HOW TO COMPLETE THIS TASK
Without altering a single character, set down all of the data below.

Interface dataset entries
★ ★ ★
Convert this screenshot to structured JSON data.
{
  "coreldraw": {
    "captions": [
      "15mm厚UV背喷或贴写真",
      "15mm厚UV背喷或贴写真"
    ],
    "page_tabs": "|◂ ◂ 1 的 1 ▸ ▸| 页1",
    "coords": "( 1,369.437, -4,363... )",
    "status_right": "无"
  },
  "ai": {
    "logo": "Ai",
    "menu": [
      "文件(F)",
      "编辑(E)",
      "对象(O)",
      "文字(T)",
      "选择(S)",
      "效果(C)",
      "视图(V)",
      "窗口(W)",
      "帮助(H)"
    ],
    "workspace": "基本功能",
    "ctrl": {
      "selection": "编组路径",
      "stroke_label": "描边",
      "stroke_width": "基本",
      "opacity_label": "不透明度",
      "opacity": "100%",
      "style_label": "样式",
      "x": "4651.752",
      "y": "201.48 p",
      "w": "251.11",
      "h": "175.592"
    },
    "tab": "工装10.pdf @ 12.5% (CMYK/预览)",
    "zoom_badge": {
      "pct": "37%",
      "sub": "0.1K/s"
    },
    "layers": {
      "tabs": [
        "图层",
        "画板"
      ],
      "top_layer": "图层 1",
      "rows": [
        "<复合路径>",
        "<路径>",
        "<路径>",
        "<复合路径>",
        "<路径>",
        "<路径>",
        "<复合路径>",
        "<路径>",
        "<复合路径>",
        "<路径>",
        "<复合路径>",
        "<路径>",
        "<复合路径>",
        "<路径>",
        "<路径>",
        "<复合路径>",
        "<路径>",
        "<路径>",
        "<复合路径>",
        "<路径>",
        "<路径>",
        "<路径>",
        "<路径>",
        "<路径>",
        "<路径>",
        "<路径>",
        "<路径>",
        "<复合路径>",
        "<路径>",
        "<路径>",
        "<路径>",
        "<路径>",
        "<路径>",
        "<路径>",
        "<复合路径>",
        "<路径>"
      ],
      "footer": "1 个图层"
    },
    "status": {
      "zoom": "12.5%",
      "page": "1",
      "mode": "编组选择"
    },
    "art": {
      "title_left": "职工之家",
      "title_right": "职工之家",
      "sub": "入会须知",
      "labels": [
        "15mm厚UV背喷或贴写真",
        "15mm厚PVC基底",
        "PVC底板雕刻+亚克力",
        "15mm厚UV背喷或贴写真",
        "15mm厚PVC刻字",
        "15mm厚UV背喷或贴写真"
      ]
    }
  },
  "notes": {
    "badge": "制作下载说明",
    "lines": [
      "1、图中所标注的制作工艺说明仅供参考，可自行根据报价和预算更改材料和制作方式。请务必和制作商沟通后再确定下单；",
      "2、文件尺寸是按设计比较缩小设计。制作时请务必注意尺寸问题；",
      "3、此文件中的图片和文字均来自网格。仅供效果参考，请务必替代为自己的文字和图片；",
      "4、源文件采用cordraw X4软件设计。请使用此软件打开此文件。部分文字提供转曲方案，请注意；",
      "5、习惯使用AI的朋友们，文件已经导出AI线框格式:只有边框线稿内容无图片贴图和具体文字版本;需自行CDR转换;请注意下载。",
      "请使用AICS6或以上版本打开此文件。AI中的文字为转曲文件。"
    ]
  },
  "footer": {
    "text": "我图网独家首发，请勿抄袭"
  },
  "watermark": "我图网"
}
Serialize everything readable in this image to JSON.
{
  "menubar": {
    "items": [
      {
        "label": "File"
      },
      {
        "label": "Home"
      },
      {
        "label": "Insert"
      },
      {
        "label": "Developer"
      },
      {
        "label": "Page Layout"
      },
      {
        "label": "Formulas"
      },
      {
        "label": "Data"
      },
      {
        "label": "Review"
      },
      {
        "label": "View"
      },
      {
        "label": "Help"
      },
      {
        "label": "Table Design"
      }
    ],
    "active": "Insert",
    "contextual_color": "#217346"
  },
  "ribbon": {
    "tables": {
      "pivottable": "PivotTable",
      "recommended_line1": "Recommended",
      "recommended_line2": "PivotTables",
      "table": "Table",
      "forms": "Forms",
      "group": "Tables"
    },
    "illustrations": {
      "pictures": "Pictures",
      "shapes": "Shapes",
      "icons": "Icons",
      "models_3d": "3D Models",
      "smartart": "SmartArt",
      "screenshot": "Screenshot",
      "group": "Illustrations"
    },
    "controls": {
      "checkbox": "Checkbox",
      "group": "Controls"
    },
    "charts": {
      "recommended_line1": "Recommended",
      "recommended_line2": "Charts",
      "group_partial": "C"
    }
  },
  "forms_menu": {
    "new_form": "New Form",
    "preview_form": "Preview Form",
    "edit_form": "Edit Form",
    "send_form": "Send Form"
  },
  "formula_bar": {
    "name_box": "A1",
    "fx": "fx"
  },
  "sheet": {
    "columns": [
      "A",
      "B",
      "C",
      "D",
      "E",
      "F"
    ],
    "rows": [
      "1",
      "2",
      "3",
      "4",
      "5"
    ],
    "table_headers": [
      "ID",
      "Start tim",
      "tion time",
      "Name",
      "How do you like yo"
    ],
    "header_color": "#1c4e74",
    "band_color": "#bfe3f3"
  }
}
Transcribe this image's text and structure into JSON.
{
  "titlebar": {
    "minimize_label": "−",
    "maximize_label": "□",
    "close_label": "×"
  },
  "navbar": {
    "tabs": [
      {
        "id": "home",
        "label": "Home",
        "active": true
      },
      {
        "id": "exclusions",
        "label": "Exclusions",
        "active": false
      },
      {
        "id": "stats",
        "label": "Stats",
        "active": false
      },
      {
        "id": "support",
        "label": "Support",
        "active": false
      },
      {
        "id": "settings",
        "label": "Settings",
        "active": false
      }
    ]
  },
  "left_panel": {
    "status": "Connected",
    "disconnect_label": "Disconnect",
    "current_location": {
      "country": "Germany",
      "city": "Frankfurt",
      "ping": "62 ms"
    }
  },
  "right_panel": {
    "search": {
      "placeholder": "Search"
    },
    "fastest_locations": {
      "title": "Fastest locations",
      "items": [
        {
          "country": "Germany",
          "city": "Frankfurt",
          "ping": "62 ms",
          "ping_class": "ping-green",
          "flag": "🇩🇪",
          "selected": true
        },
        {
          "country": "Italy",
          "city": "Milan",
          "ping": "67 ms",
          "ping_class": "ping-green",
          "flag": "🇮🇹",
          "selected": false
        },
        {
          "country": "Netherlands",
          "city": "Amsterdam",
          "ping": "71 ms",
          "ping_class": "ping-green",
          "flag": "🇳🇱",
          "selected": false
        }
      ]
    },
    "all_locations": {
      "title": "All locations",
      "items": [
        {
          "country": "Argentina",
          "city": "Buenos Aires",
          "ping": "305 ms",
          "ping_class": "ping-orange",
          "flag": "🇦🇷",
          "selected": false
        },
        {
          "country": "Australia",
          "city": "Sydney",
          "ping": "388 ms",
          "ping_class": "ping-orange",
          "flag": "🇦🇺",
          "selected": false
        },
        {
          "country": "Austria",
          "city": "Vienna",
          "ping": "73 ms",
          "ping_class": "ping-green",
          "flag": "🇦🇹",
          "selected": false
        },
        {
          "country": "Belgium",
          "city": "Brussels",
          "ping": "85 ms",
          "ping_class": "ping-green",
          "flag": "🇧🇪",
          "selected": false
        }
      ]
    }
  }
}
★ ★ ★
RESPONSE TO THE TASK
Convert this screenshot to structured JSON data.
{
  "coreldraw": {
    "captions": [
      "15mm厚UV背喷或贴写真",
      "15mm厚UV背喷或贴写真"
    ],
    "page_tabs": "|◂ ◂ 1 的 1 ▸ ▸| 页1",
    "coords": "( 1,369.437, -4,363... )",
    "status_right": "无"
  },
  "ai": {
    "logo": "Ai",
    "menu": [
      "文件(F)",
      "编辑(E)",
      "对象(O)",
      "文字(T)",
      "选择(S)",
      "效果(C)",
      "视图(V)",
      "窗口(W)",
      "帮助(H)"
    ],
    "workspace": "基本功能",
    "ctrl": {
      "selection": "编组路径",
      "stroke_label": "描边",
      "stroke_width": "基本",
      "opacity_label": "不透明度",
      "opacity": "100%",
      "style_label": "样式",
      "x": "4651.752",
      "y": "201.48 p",
      "w": "251.11",
      "h": "175.592"
    },
    "tab": "工装10.pdf @ 12.5% (CMYK/预览)",
    "zoom_badge": {
      "pct": "37%",
      "sub": "0.1K/s"
    },
    "layers": {
      "tabs": [
        "图层",
        "画板"
      ],
      "top_layer": "图层 1",
      "rows": [
        "<复合路径>",
        "<路径>",
        "<路径>",
        "<复合路径>",
        "<路径>",
        "<路径>",
        "<复合路径>",
        "<路径>",
        "<复合路径>",
        "<路径>",
        "<复合路径>",
        "<路径>",
        "<复合路径>",
        "<路径>",
        "<路径>",
        "<复合路径>",
        "<路径>",
        "<路径>",
        "<复合路径>",
        "<路径>",
        "<路径>",
        "<路径>",
        "<路径>",
        "<路径>",
        "<路径>",
        "<路径>",
        "<路径>",
        "<复合路径>",
        "<路径>",
        "<路径>",
        "<路径>",
        "<路径>",
        "<路径>",
        "<路径>",
        "<复合路径>",
        "<路径>"
      ],
      "footer": "1 个图层"
    },
    "status": {
      "zoom": "12.5%",
      "page": "1",
      "mode": "编组选择"
    },
    "art": {
      "title_left": "职工之家",
      "title_right": "职工之家",
      "sub": "入会须知",
      "labels": [
        "15mm厚UV背喷或贴写真",
        "15mm厚PVC基底",
        "PVC底板雕刻+亚克力",
        "15mm厚UV背喷或贴写真",
        "15mm厚PVC刻字",
        "15mm厚UV背喷或贴写真"
      ]
    }
  },
  "notes": {
    "badge": "制作下载说明",
    "lines": [
      "1、图中所标注的制作工艺说明仅供参考，可自行根据报价和预算更改材料和制作方式。请务必和制作商沟通后再确定下单；",
      "2、文件尺寸是按设计比较缩小设计。制作时请务必注意尺寸问题；",
      "3、此文件中的图片和文字均来自网格。仅供效果参考，请务必替代为自己的文字和图片；",
      "4、源文件采用cordraw X4软件设计。请使用此软件打开此文件。部分文字提供转曲方案，请注意；",
      "5、习惯使用AI的朋友们，文件已经导出AI线框格式:只有边框线稿内容无图片贴图和具体文字版本;需自行CDR转换;请注意下载。",
      "请使用AICS6或以上版本打开此文件。AI中的文字为转曲文件。"
    ]
  },
  "footer": {
    "text": "我图网独家首发，请勿抄袭"
  },
  "watermark": "我图网"
}
Serialize everything readable in this image to JSON.
{
  "menubar": {
    "items": [
      {
        "label": "File"
      },
      {
        "label": "Home"
      },
      {
        "label": "Insert"
      },
      {
        "label": "Developer"
      },
      {
        "label": "Page Layout"
      },
      {
        "label": "Formulas"
      },
      {
        "label": "Data"
      },
      {
        "label": "Review"
      },
      {
        "label": "View"
      },
      {
        "label": "Help"
      },
      {
        "label": "Table Design"
      }
    ],
    "active": "Insert",
    "contextual_color": "#217346"
  },
  "ribbon": {
    "tables": {
      "pivottable": "PivotTable",
      "recommended_line1": "Recommended",
      "recommended_line2": "PivotTables",
      "table": "Table",
      "forms": "Forms",
      "group": "Tables"
    },
    "illustrations": {
      "pictures": "Pictures",
      "shapes": "Shapes",
      "icons": "Icons",
      "models_3d": "3D Models",
      "smartart": "SmartArt",
      "screenshot": "Screenshot",
      "group": "Illustrations"
    },
    "controls": {
      "checkbox": "Checkbox",
      "group": "Controls"
    },
    "charts": {
      "recommended_line1": "Recommended",
      "recommended_line2": "Charts",
      "group_partial": "C"
    }
  },
  "forms_menu": {
    "new_form": "New Form",
    "preview_form": "Preview Form",
    "edit_form": "Edit Form",
    "send_form": "Send Form"
  },
  "formula_bar": {
    "name_box": "A1",
    "fx": "fx"
  },
  "sheet": {
    "columns": [
      "A",
      "B",
      "C",
      "D",
      "E",
      "F"
    ],
    "rows": [
      "1",
      "2",
      "3",
      "4",
      "5"
    ],
    "table_headers": [
      "ID",
      "Start tim",
      "tion time",
      "Name",
      "How do you like yo"
    ],
    "header_color": "#1c4e74",
    "band_color": "#bfe3f3"
  }
}
Transcribe this image's text and structure into JSON.
{
  "titlebar": {
    "minimize_label": "−",
    "maximize_label": "□",
    "close_label": "×"
  },
  "navbar": {
    "tabs": [
      {
        "id": "home",
        "label": "Home",
        "active": true
      },
      {
        "id": "exclusions",
        "label": "Exclusions",
        "active": false
      },
      {
        "id": "stats",
        "label": "Stats",
        "active": false
      },
      {
        "id": "support",
        "label": "Support",
        "active": false
      },
      {
        "id": "settings",
        "label": "Settings",
        "active": false
      }
    ]
  },
  "left_panel": {
    "status": "Connected",
    "disconnect_label": "Disconnect",
    "current_location": {
      "country": "Germany",
      "city": "Frankfurt",
      "ping": "62 ms"
    }
  },
  "right_panel": {
    "search": {
      "placeholder": "Search"
    },
    "fastest_locations": {
      "title": "Fastest locations",
      "items": [
        {
          "country": "Germany",
          "city": "Frankfurt",
          "ping": "62 ms",
          "ping_class": "ping-green",
          "flag": "🇩🇪",
          "selected": true
        },
        {
          "country": "Italy",
          "city": "Milan",
          "ping": "67 ms",
          "ping_class": "ping-green",
          "flag": "🇮🇹",
          "selected": false
        },
        {
          "country": "Netherlands",
          "city": "Amsterdam",
          "ping": "71 ms",
          "ping_class": "ping-green",
          "flag": "🇳🇱",
          "selected": false
        }
      ]
    },
    "all_locations": {
      "title": "All locations",
      "items": [
        {
          "country": "Argentina",
          "city": "Buenos Aires",
          "ping": "305 ms",
          "ping_class": "ping-orange",
          "flag": "🇦🇷",
          "selected": false
        },
        {
          "country": "Australia",
          "city": "Sydney",
          "ping": "388 ms",
          "ping_class": "ping-orange",
          "flag": "🇦🇺",
          "selected": false
        },
        {
          "country": "Austria",
          "city": "Vienna",
          "ping": "73 ms",
          "ping_class": "ping-green",
          "flag": "🇦🇹",
          "selected": false
        },
        {
          "country": "Belgium",
          "city": "Brussels",
          "ping": "85 ms",
          "ping_class": "ping-green",
          "flag": "🇧🇪",
          "selected": false
        }
      ]
    }
  }
}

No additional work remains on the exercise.